‘The Shaping Power of Risk: Literature, Culture, Environment’
February 24-26, 2012, University of Bayreuth
Prof. Dr. Ursula K. Heise (Stanford University)
Prof. Colin Milburn (University of California, Davis)
Dr. Bronislaw Szerszynski (Lancaster University)
Since the 1980s, one of the most productively employed categories of social and cultural analysis has been the category of “risk.” Sociologists such as Ulrich Beck, Anthony Giddens and Niklas Luhmann have shown that various social, political, and cultural transformations in our period of late modernity can be understood as responses to risk perception, risk communication, and risk assessment. Similarly, cultural anthropologists in the tradition of Mary Douglas have identified the socio-cultural mechanisms and functions that are involved in the construction of risk. Only fairly recently, however, has risk become a theoretical lens and analytical category in the fields of literary and cultural studies – most significantly in the field of environmentally oriented literary and cultural studies.
While concepts of risk point toward a whole spectrum of notions that range from chance and probability to loss and threat, the culturally shaping power of current environmental risks has largely been the result of a concept of risk as threat: technologically induced, anthropogenic risks such as the nuclear risk, biochemical/toxic risks, the risk of global warming and climate change, and the risk of species extinction as well as non-anthropogenic risks such as earthquakes, tsunamis or volcanic eruptions have all figured as perceptual and cognitive schemata in situations that are characterized by the openness and uncertainty of the future. Risk must thus be distinguished from actual catastrophe: risk refers to the anticipation of catastrophe and to the possibility of detrimental future occurrences.

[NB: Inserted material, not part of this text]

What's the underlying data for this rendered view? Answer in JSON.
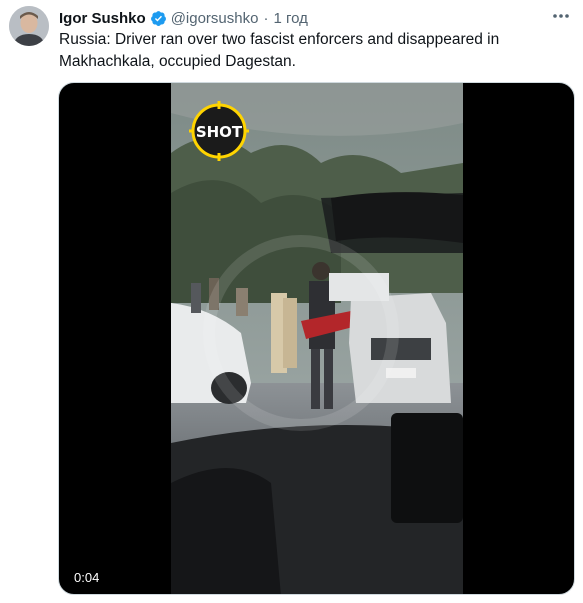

Based on the premise that due to their imaginative and formal/aesthetic range cultural artefacts such as literary texts, films, or video games participate in processes of risk communication in very specific ways, this conference intends to broaden our understanding of the culturally shaping power of risk by featuring keynote lectures and papers that investigate the participation of a variety of texts – texts coming in different media, but also texts emerging from different cultures – in the processes of environmental risk communication.
The conference will focus on three topic areas:
A Environmental risks and genre
The representation of risk often involves the employment of particular genres, genre conventions, modes of narration, and imagery. Papers in this topic area will explore the forms and functions of, for instance, genres such as environmental dystopias, eco- or medical thrillers, and legal drama, of narrative modes such as environmental apocalypticism, but also of genres or modes that have figured less prominently in the recent history of environmental risk representation.
B Environmental risks and the affective/emotional power of texts
Affect and emotion are of central importance to our enjoyment of all kinds of cultural products, be they poems, novels, blockbuster movies, or video games, and they also play a major role in our assessment of various risk scenarios. Their ability to engage audiences emotionally is one of the reasons why literary and filmic representations of risk sometimes interact in powerful ways with media reports on real-world events and scientific projections of possible future developments. Papers in this topic area will therefore examine the affective dimension of risk representation in literary and film texts and the way it opens up spaces for involvement in relation to the risks addressed.
C Environmental risks and the moral function of texts
With the identification of an environmental risk as a threat or danger in a text we automatically move within – culturally specific – realms of ethics and morality since this identification involves judgments about “goodness” or “badness,” about “right” and “wrong.” Literature and film offer indispensable, sometimes multi-layered sites of moral deliberation and can thus be regarded as specific modes of ethical inquiry. Papers in this topic area will thus address the environmental ethical dimension in literary and filmic risk narratives by, for instance, taking into account historically and culturally changing sets of ideas or conceptual frames that activate and strengthen particular values.
Prof. Dr. Sylvia Mayer
Chair Anglophone Literatures and Cultures / American Studies
The conference was sponsered by the Hans Böckler Foundation and the Bavarian American Academy.